Aiming to unclog its health supply chain, the Ministry of Health requested support from USAID, through the Global Health Supply Chain Program-Procurement and Supply Management (GHSC-PSM) project, to support the identification, collection, transport, and storage of the waste until it can be exported for disposal under internationally recognized procedures.
Prepared with safety training, process maps, collection procedures, protective equipment, and vehicles, 92 health workers and 42 handlers conducted a physical inventory of waste at more than 500 medical stores, hospitals, clinics, and other health facilities. They then collected and routed the waste to storage sites in each region for consolidation and transport to a central site in Conakry, the nation’s capital. Waste collected for disposal included expired or otherwise unusable products like antimalarial medicines; contraceptives used in reproductive health programs; various commodities for support of maternal, newborn, and child health; and personal protective gear used during the Ebola outbreak.
Different types of waste require different disposal methods. Under the supervision of the General Inspectorate of Health and the National Pharmacy and Drug Directorate, GHSC-PSM provided a method for sorting and packaging waste by categories according to disposal methods, including pharmaceutical waste, medical waste, chemicals, solids, and liquids.

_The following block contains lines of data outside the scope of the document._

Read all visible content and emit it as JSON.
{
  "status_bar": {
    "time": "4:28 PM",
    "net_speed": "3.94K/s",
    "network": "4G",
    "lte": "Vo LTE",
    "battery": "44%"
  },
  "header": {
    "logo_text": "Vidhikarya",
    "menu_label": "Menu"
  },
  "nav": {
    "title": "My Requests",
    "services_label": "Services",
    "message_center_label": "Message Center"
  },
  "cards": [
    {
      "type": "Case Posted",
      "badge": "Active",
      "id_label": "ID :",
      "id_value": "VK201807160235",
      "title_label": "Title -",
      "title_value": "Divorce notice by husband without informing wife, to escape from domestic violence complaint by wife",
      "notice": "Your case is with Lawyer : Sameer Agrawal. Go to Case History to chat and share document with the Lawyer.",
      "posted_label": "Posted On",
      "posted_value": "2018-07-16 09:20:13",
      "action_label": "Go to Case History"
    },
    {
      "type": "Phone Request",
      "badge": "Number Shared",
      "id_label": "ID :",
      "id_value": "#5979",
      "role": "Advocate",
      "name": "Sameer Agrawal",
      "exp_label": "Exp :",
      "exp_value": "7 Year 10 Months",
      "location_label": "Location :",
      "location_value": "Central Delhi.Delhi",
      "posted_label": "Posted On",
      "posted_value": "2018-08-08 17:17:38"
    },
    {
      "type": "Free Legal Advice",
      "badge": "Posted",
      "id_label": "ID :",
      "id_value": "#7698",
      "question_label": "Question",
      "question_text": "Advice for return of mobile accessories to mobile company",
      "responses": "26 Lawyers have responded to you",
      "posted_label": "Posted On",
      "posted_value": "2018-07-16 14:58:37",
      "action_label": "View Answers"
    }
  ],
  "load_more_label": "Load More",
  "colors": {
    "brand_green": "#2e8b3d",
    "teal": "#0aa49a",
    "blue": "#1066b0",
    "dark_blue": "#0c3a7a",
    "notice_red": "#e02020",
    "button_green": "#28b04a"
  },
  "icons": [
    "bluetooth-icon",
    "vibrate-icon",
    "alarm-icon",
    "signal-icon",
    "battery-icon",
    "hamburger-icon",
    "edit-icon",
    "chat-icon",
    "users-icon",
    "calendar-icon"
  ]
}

All told, nearly 150 tons of medical and pharmaceutical waste — about the same weight as 90 African hippos — was collected, sorted, weighed, and repackaged in appropriate packaging and containers. The National Environmental Directorate next processed and approved a dossier to export the waste for incineration and disposal abroad.